“Remember the Sabbath day by keeping it holy. Six days you shall labor and do all your work, but the seventh day is a sabbath to the Lord your God. On it you shall not do any work, neither you, nor your son or daughter, nor your male or female servant, nor your animals, nor any foreigner residing in your towns. For in six days the Lord made the heavens and the earth, the sea, and all that is in them, but he rested on the seventh day. Therefore the Lord blessed the Sabbath day and made it holy.” Exodus 20:8–11

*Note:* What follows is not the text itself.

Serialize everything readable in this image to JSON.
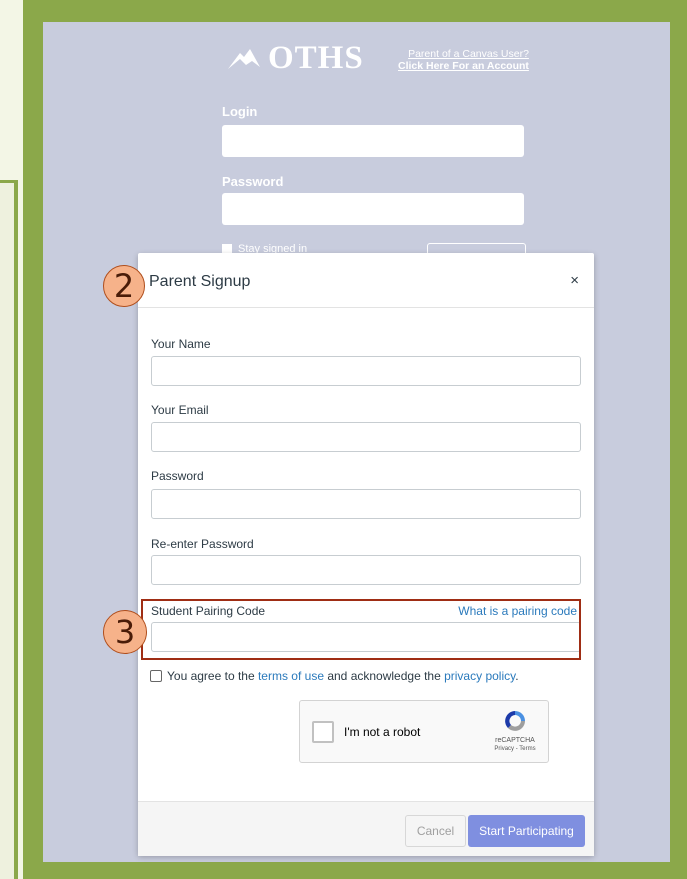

Have you ever heard someone say, “Don’t throw the baby out with the bathwater”? Did you ever stop to wonder where this saying comes from? Imagine if you were one of the American pioneer settlers and everything was scarce—including water. Back then families would bathe once a week, all using the same bathwater: the father first, then the mother, then all the children until at last the baby was washed in the family tub. Then it would be the daughter or mother’s job to throw out the very dirty (at this point) bath water that had served its purpose—and then some. This saying reminds her to not forget the family’s precious, tiniest member before taking care of that nasty chore.
The Pharisees (Jewish religious leaders) had taken observing the Sabbath to a legalistic extreme, tying God’s approval to the observance of this day in all its minute details. That is not what God intended the practice of sabbath to be. Yet, in our culture, we often choose not to place any focus on the Sabbath day at all. We toss out the baby along with the bathwater. There is clearly wisdom in taking this day of rest, which was modeled for us not only by Old Testament saints but also by God Himself. After creating, He rested (Genesis 2:2).
the purpose of sabbath
When we intentionally set aside our to-do lists (especially when there are still some items noticeably unfinished and demanding attention), when we decide to stop striving to meet that deadline at work, tackle that mountain of laundry, finish a home-improvement project, or run kids from one activity to another for just one day a week, we are acknowledging that we aren’t the creator and sustainer of our own lives.
In his book Every Good Endeavor, Timothy Keller writes on the issue of rest as a rhythm within Christian work:
“We are also to think of Sabbath as an act of trust. God appointed the Sabbath to remind us that he is working and resting. To practice Sabbath is a disciplined and faithful way to remember that you are not the one who keeps the world running, who provides for your family, not even the one who keeps your work projects moving forward.”
By taking an intentional rest from our work we are making a declaration to our neighbors, extended family, to our children and to our own anxious hearts: God is the one who sustains me. As Christians remembering the sabbath, we remind ourselves that true productivity and true rest can only come from God. The sabbath is also a reminder that the work of Christ on our behalf was perfect. He did what we could never do, living a perfect life, giving Himself as the atoning sacrifice for our sins, and finally rising again defeating sin and death. Without the work of the Son on our behalf we would be utterly lost, and no amount of work would be sufficient to save our depraved souls.
the wisdom of sabbath
Many of us have been taught we don’t have to observe sabbath, or perhaps we haven’t had our attention drawn to sabbath at all. But a sabbath could be the solution we are looking for. We are over-scheduled, stressed out, and looking desperately for a space to experience peace. This is why God gave us the sabbath—to remind us that yes, our work (both inside and outside of the home) is important, but it isn’t what sustains us. We are looking for not only a pause from work, stress, and performance, but also the reminder that what we really need, we already have—God Himself, who created us, redeemed us, and is continually sustaining us.